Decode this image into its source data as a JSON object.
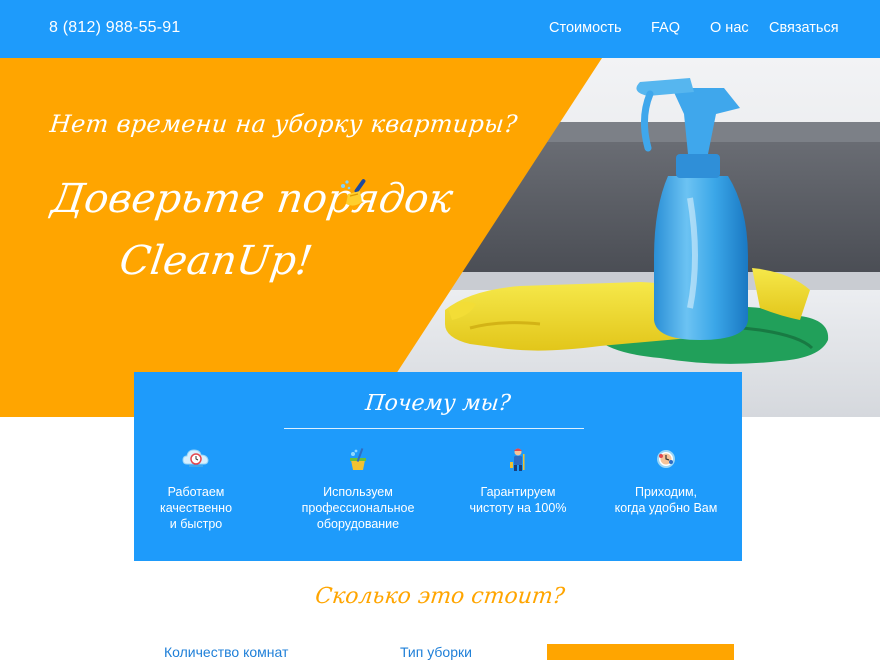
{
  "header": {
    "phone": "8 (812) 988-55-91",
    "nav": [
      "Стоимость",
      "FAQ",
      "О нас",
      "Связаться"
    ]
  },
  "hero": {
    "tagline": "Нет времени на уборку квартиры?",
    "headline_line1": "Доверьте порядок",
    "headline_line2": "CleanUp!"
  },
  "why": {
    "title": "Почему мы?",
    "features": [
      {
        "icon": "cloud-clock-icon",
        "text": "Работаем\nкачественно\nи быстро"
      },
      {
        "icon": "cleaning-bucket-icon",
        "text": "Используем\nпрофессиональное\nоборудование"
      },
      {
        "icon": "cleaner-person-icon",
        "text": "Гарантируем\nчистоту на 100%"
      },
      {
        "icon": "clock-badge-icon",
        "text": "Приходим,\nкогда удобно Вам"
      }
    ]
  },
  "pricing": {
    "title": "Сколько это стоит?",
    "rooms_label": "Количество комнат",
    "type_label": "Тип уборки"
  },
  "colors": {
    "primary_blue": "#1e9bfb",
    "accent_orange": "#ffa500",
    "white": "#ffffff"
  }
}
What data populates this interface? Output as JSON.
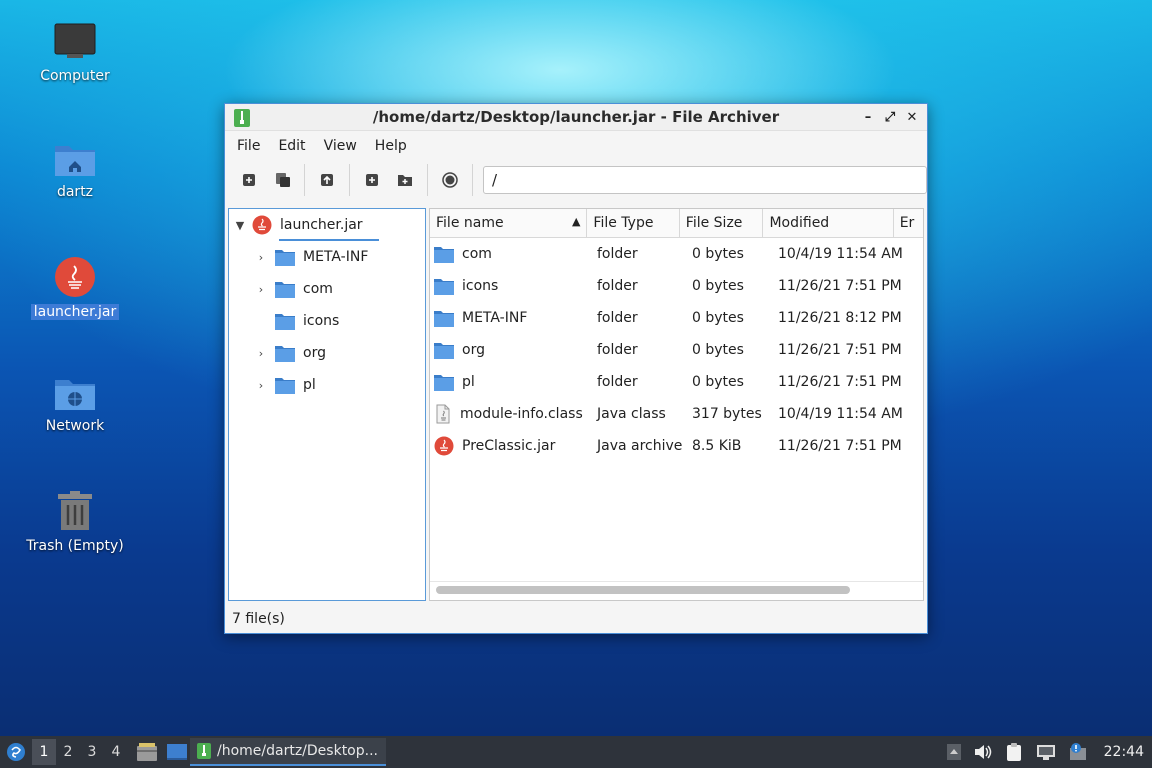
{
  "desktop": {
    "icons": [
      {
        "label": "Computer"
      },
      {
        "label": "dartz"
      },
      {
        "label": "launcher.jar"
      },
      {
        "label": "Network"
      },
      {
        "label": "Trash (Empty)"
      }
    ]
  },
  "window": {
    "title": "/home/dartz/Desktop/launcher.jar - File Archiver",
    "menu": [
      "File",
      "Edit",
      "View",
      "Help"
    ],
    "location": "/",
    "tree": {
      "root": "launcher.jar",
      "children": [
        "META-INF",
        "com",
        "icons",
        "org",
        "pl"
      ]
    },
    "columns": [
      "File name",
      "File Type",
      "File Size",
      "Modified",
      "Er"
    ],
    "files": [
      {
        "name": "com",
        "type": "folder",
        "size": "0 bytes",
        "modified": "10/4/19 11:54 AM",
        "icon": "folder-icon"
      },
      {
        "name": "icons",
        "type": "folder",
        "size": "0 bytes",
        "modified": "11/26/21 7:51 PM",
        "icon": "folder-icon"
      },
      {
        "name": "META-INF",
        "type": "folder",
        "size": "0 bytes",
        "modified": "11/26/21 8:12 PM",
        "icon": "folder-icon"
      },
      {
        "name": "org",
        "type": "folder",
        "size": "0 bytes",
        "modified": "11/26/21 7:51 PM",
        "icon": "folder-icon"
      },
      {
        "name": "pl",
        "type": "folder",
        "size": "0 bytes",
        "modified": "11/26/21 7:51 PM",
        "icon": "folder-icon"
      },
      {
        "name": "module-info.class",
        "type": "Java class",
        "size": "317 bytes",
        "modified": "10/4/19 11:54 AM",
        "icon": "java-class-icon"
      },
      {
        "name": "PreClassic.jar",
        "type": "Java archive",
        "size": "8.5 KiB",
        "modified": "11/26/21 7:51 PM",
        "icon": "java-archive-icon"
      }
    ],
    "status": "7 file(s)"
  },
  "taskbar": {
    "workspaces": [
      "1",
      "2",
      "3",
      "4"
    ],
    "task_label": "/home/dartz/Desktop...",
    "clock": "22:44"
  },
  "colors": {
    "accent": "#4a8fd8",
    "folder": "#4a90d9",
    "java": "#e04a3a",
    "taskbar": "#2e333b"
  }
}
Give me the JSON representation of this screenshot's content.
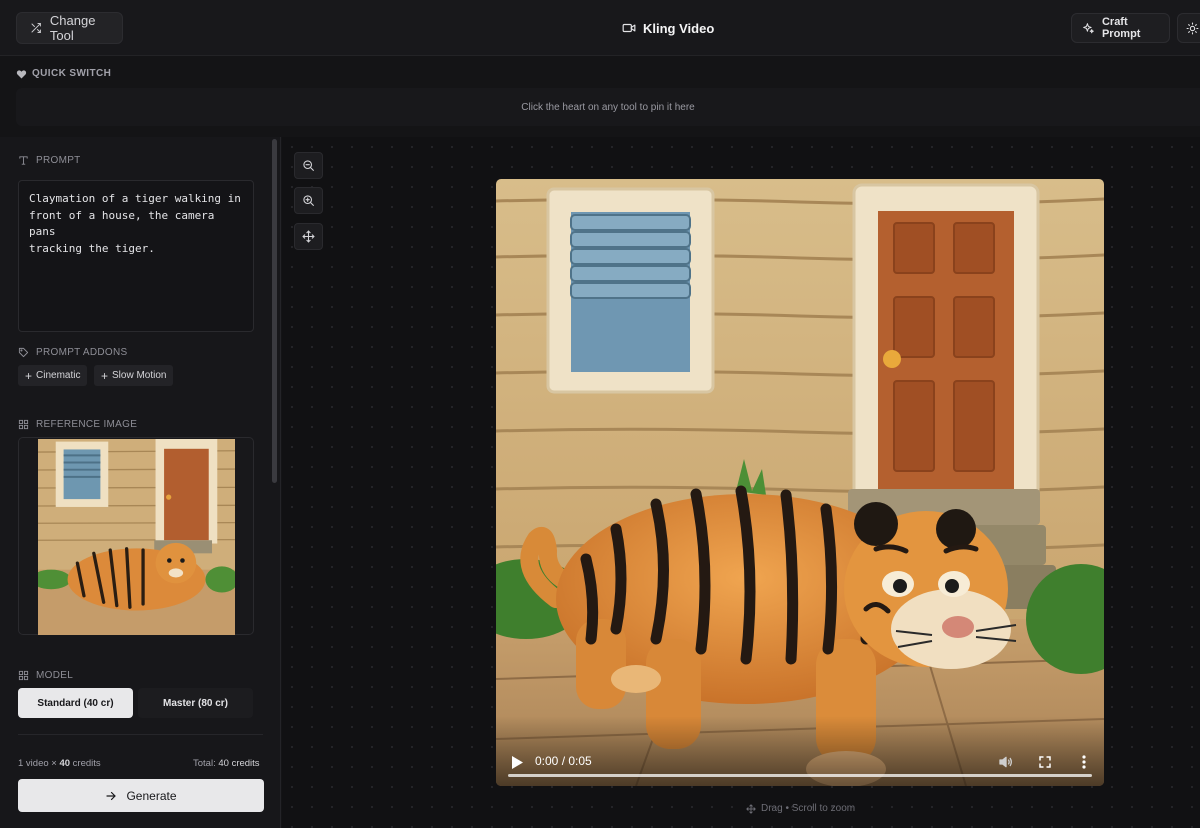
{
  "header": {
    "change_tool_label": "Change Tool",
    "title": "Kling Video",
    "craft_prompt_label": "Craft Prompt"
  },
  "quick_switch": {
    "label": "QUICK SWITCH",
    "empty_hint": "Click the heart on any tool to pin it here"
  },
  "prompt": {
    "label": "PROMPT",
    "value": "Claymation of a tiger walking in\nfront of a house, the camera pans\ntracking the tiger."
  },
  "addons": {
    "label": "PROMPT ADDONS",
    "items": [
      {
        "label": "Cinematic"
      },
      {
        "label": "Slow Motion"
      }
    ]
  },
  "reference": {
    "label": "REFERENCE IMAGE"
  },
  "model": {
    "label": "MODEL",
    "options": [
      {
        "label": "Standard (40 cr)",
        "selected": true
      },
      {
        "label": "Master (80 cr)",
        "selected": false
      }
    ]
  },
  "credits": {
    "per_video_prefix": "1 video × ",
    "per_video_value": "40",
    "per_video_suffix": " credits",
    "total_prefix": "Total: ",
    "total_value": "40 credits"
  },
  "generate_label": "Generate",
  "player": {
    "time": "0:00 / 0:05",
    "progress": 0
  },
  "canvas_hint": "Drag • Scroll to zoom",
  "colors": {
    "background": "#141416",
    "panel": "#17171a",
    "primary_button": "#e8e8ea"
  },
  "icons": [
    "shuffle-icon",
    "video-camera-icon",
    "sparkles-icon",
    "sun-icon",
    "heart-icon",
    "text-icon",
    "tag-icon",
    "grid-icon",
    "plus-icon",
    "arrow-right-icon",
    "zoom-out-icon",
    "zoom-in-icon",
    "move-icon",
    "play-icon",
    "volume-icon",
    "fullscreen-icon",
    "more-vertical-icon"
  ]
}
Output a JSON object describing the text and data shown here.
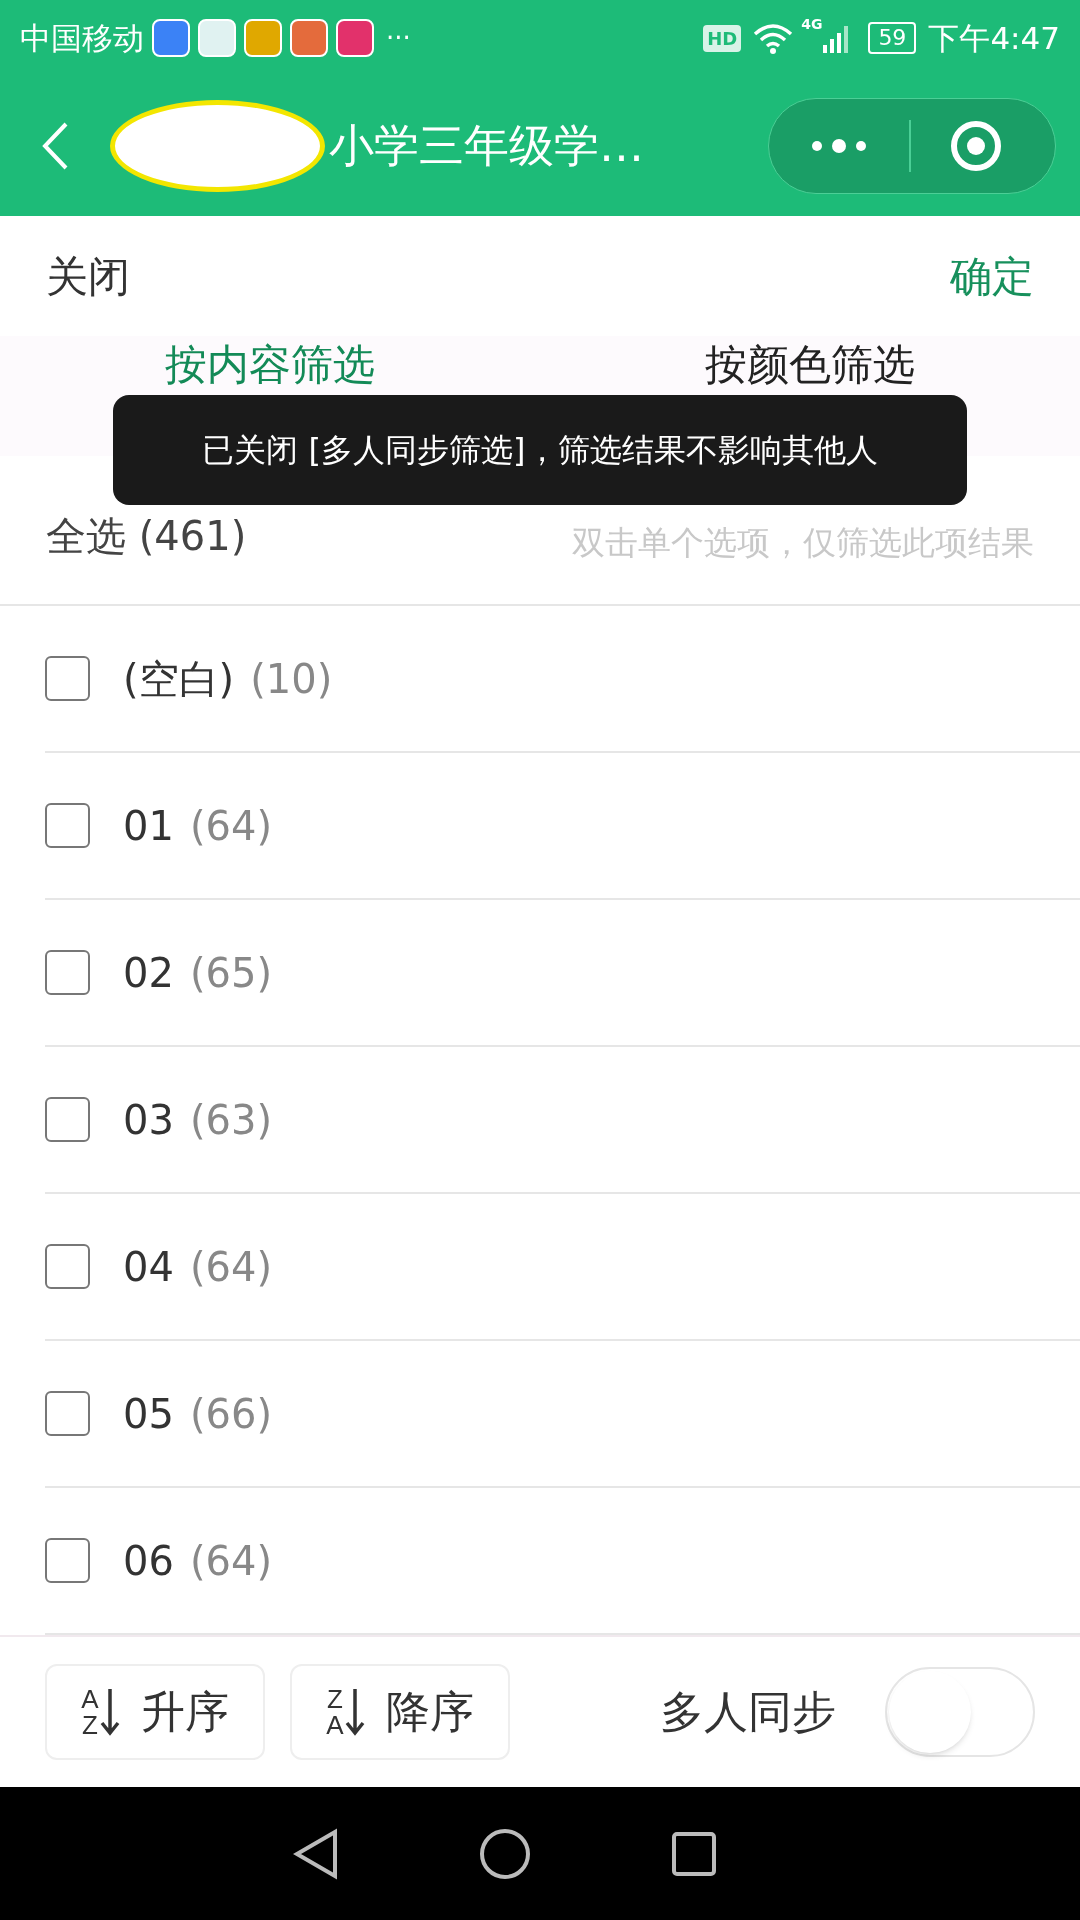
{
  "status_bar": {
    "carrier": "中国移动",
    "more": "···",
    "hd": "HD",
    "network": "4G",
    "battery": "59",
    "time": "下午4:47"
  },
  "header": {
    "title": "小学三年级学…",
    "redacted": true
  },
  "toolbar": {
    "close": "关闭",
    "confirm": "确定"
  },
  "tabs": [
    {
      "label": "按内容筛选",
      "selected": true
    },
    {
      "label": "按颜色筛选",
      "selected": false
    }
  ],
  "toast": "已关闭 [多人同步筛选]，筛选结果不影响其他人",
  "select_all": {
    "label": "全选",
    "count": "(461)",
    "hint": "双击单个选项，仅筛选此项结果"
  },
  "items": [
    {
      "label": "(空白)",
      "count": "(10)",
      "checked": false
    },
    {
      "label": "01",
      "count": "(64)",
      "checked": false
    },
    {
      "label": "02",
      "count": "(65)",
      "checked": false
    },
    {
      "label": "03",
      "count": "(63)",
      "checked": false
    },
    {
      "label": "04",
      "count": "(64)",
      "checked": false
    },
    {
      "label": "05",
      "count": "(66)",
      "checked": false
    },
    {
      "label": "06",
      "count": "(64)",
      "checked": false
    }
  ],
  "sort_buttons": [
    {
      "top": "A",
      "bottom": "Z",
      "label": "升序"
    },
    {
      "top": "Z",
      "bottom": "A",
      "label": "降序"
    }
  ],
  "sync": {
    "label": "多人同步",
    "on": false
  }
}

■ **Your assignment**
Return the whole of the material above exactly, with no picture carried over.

■ **Expected answer**
Decode this image into its source data as a JSON object.
{
  "header": {
    "phone": "8 (812) 988-55-91",
    "nav": [
      "Стоимость",
      "FAQ",
      "О нас",
      "Связаться"
    ]
  },
  "hero": {
    "tagline": "Нет времени на уборку квартиры?",
    "headline_line1": "Доверьте порядок",
    "headline_line2": "CleanUp!"
  },
  "why": {
    "title": "Почему мы?",
    "features": [
      {
        "icon": "cloud-clock-icon",
        "text": "Работаем\nкачественно\nи быстро"
      },
      {
        "icon": "cleaning-bucket-icon",
        "text": "Используем\nпрофессиональное\nоборудование"
      },
      {
        "icon": "cleaner-person-icon",
        "text": "Гарантируем\nчистоту на 100%"
      },
      {
        "icon": "clock-badge-icon",
        "text": "Приходим,\nкогда удобно Вам"
      }
    ]
  },
  "pricing": {
    "title": "Сколько это стоит?",
    "rooms_label": "Количество комнат",
    "type_label": "Тип уборки"
  },
  "colors": {
    "primary_blue": "#1e9bfb",
    "accent_orange": "#ffa500",
    "white": "#ffffff"
  }
}
What data populates this interface? Output as JSON.
{
  "desktop": {
    "icons": [
      {
        "label": "Computer"
      },
      {
        "label": "dartz"
      },
      {
        "label": "launcher.jar"
      },
      {
        "label": "Network"
      },
      {
        "label": "Trash (Empty)"
      }
    ]
  },
  "window": {
    "title": "/home/dartz/Desktop/launcher.jar - File Archiver",
    "menu": [
      "File",
      "Edit",
      "View",
      "Help"
    ],
    "location": "/",
    "tree": {
      "root": "launcher.jar",
      "children": [
        "META-INF",
        "com",
        "icons",
        "org",
        "pl"
      ]
    },
    "columns": [
      "File name",
      "File Type",
      "File Size",
      "Modified",
      "Er"
    ],
    "files": [
      {
        "name": "com",
        "type": "folder",
        "size": "0 bytes",
        "modified": "10/4/19 11:54 AM",
        "icon": "folder-icon"
      },
      {
        "name": "icons",
        "type": "folder",
        "size": "0 bytes",
        "modified": "11/26/21 7:51 PM",
        "icon": "folder-icon"
      },
      {
        "name": "META-INF",
        "type": "folder",
        "size": "0 bytes",
        "modified": "11/26/21 8:12 PM",
        "icon": "folder-icon"
      },
      {
        "name": "org",
        "type": "folder",
        "size": "0 bytes",
        "modified": "11/26/21 7:51 PM",
        "icon": "folder-icon"
      },
      {
        "name": "pl",
        "type": "folder",
        "size": "0 bytes",
        "modified": "11/26/21 7:51 PM",
        "icon": "folder-icon"
      },
      {
        "name": "module-info.class",
        "type": "Java class",
        "size": "317 bytes",
        "modified": "10/4/19 11:54 AM",
        "icon": "java-class-icon"
      },
      {
        "name": "PreClassic.jar",
        "type": "Java archive",
        "size": "8.5 KiB",
        "modified": "11/26/21 7:51 PM",
        "icon": "java-archive-icon"
      }
    ],
    "status": "7 file(s)"
  },
  "taskbar": {
    "workspaces": [
      "1",
      "2",
      "3",
      "4"
    ],
    "task_label": "/home/dartz/Desktop...",
    "clock": "22:44"
  },
  "colors": {
    "accent": "#4a8fd8",
    "folder": "#4a90d9",
    "java": "#e04a3a",
    "taskbar": "#2e333b"
  }
}
Give me the JSON representation of this screenshot's content.
{
  "header": {
    "change_tool_label": "Change Tool",
    "title": "Kling Video",
    "craft_prompt_label": "Craft Prompt"
  },
  "quick_switch": {
    "label": "QUICK SWITCH",
    "empty_hint": "Click the heart on any tool to pin it here"
  },
  "prompt": {
    "label": "PROMPT",
    "value": "Claymation of a tiger walking in\nfront of a house, the camera pans\ntracking the tiger."
  },
  "addons": {
    "label": "PROMPT ADDONS",
    "items": [
      {
        "label": "Cinematic"
      },
      {
        "label": "Slow Motion"
      }
    ]
  },
  "reference": {
    "label": "REFERENCE IMAGE"
  },
  "model": {
    "label": "MODEL",
    "options": [
      {
        "label": "Standard (40 cr)",
        "selected": true
      },
      {
        "label": "Master (80 cr)",
        "selected": false
      }
    ]
  },
  "credits": {
    "per_video_prefix": "1 video × ",
    "per_video_value": "40",
    "per_video_suffix": " credits",
    "total_prefix": "Total: ",
    "total_value": "40 credits"
  },
  "generate_label": "Generate",
  "player": {
    "time": "0:00 / 0:05",
    "progress": 0
  },
  "canvas_hint": "Drag • Scroll to zoom",
  "colors": {
    "background": "#141416",
    "panel": "#17171a",
    "primary_button": "#e8e8ea"
  },
  "icons": [
    "shuffle-icon",
    "video-camera-icon",
    "sparkles-icon",
    "sun-icon",
    "heart-icon",
    "text-icon",
    "tag-icon",
    "grid-icon",
    "plus-icon",
    "arrow-right-icon",
    "zoom-out-icon",
    "zoom-in-icon",
    "move-icon",
    "play-icon",
    "volume-icon",
    "fullscreen-icon",
    "more-vertical-icon"
  ]
}
Output a JSON object describing the text and data shown here.
{
  "status_bar": {
    "carrier": "中国移动",
    "more": "···",
    "hd": "HD",
    "network": "4G",
    "battery": "59",
    "time": "下午4:47"
  },
  "header": {
    "title": "小学三年级学…",
    "redacted": true
  },
  "toolbar": {
    "close": "关闭",
    "confirm": "确定"
  },
  "tabs": [
    {
      "label": "按内容筛选",
      "selected": true
    },
    {
      "label": "按颜色筛选",
      "selected": false
    }
  ],
  "toast": "已关闭 [多人同步筛选]，筛选结果不影响其他人",
  "select_all": {
    "label": "全选",
    "count": "(461)",
    "hint": "双击单个选项，仅筛选此项结果"
  },
  "items": [
    {
      "label": "(空白)",
      "count": "(10)",
      "checked": false
    },
    {
      "label": "01",
      "count": "(64)",
      "checked": false
    },
    {
      "label": "02",
      "count": "(65)",
      "checked": false
    },
    {
      "label": "03",
      "count": "(63)",
      "checked": false
    },
    {
      "label": "04",
      "count": "(64)",
      "checked": false
    },
    {
      "label": "05",
      "count": "(66)",
      "checked": false
    },
    {
      "label": "06",
      "count": "(64)",
      "checked": false
    }
  ],
  "sort_buttons": [
    {
      "top": "A",
      "bottom": "Z",
      "label": "升序"
    },
    {
      "top": "Z",
      "bottom": "A",
      "label": "降序"
    }
  ],
  "sync": {
    "label": "多人同步",
    "on": false
  }
}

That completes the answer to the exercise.